Contextualizing Wastewater-Based surveillance in the COVID-19 vaccination era

Federica Armas, Franciscus Chandra, Wei Lin Lee, Xiaoqiong Gu, Hongjie Chen, Amy Xiao, Mats Leifels, Stefan Wuertz, Eric J. Alm*, Janelle Thompson

*Korrespondierende:r Autor:in für diese Arbeit

Publikation: Beitrag in Fachzeitschrift (peer-reviewed)Übersichtsartikel

5 Zitate (Scopus)


SARS-CoV-2 wastewater-based surveillance (WBS) offers a tool for cost-effective oversight of a population's infections. In the past two years, WBS has proven to be crucial for managing the pandemic across different geographical regions. However, the changing context of the pandemic due to high levels of COVID-19 vaccination warrants a closer examination of its implication towards SARS-CoV-2 WBS. Two main questions were raised: 1) Does vaccination cause shedding of viral signatures without infection? 2) Does vaccination affect the relationship between wastewater and clinical data? To answer, we review historical reports of shedding from viral vaccines in use prior to the COVID-19 pandemic including for polio, rotavirus, influenza and measles infection and provide a perspective on the implications of different COVID-19 vaccination strategies with regard to the potential shedding of viral signatures into the sewershed. Additionally, we reviewed studies that looked into the relationship between wastewater and clinical data and how vaccination campaigns could have affected the relationship. Finally, analyzing wastewater and clinical data from the Netherlands, we observed changes in the relationship concomitant with increasing vaccination coverage and switches in dominant variants of concern. First, that no vaccine-derived shedding is expected from the current commercial pipeline of COVID-19 vaccines that may confound interpretation of WBS data. Secondly, that breakthrough infections from vaccinated individuals contribute significantly to wastewater signals and must be interpreted in light of the changing dynamics of shedding from new variants of concern.

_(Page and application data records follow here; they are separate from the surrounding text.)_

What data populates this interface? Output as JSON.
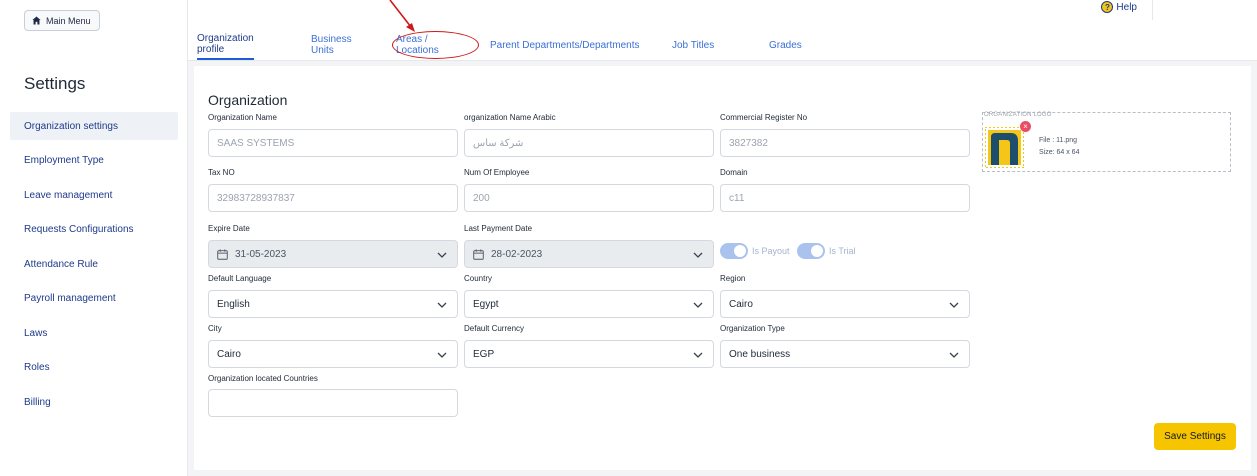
{
  "sidebar": {
    "main_menu_label": "Main Menu",
    "title": "Settings",
    "items": [
      {
        "label": "Organization settings"
      },
      {
        "label": "Employment Type"
      },
      {
        "label": "Leave management"
      },
      {
        "label": "Requests Configurations"
      },
      {
        "label": "Attendance Rule"
      },
      {
        "label": "Payroll management"
      },
      {
        "label": "Laws"
      },
      {
        "label": "Roles"
      },
      {
        "label": "Billing"
      }
    ]
  },
  "header": {
    "help_label": "Help",
    "tabs": [
      {
        "label": "Organization profile"
      },
      {
        "label": "Business Units"
      },
      {
        "label": "Areas / Locations"
      },
      {
        "label": "Parent Departments/Departments"
      },
      {
        "label": "Job Titles"
      },
      {
        "label": "Grades"
      }
    ]
  },
  "form": {
    "title": "Organization",
    "org_name": {
      "label": "Organization Name",
      "value": "SAAS SYSTEMS"
    },
    "org_name_ar": {
      "label": "organization Name Arabic",
      "value": "شركة ساس"
    },
    "commercial_reg": {
      "label": "Commercial Register No",
      "value": "3827382"
    },
    "tax_no": {
      "label": "Tax NO",
      "value": "32983728937837"
    },
    "num_employee": {
      "label": "Num Of Employee",
      "value": "200"
    },
    "domain": {
      "label": "Domain",
      "value": "c11"
    },
    "expire_date": {
      "label": "Expire Date",
      "value": "31-05-2023"
    },
    "last_payment": {
      "label": "Last Payment Date",
      "value": "28-02-2023"
    },
    "is_payout": {
      "label": "Is Payout",
      "enabled": true
    },
    "is_trial": {
      "label": "Is Trial",
      "enabled": true
    },
    "default_language": {
      "label": "Default Language",
      "value": "English"
    },
    "country": {
      "label": "Country",
      "value": "Egypt"
    },
    "region": {
      "label": "Region",
      "value": "Cairo"
    },
    "city": {
      "label": "City",
      "value": "Cairo"
    },
    "default_currency": {
      "label": "Default Currency",
      "value": "EGP"
    },
    "org_type": {
      "label": "Organization Type",
      "value": "One business"
    },
    "located_countries": {
      "label": "Organization located Countries",
      "value": ""
    },
    "logo": {
      "label": "ORGANIZATION LOGO",
      "file": "File : 11.png",
      "size": "Size: 64 x 64"
    },
    "save_label": "Save Settings"
  },
  "colors": {
    "accent": "#1e5bd6",
    "save_button": "#f7c500",
    "annotation": "#d01818"
  }
}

FachzeitschriftEnvironment international
PublikationsstatusVeröffentlicht - Jan. 2023
Extern publiziertJa

ASJC Scopus Sachgebiete

  • Allgemeine Umweltwissenschaft


Untersuchen Sie die Forschungsthemen von „Contextualizing Wastewater-Based surveillance in the COVID-19 vaccination era“. Zusammen bilden sie einen einzigartigen Fingerprint.

Dieses zitieren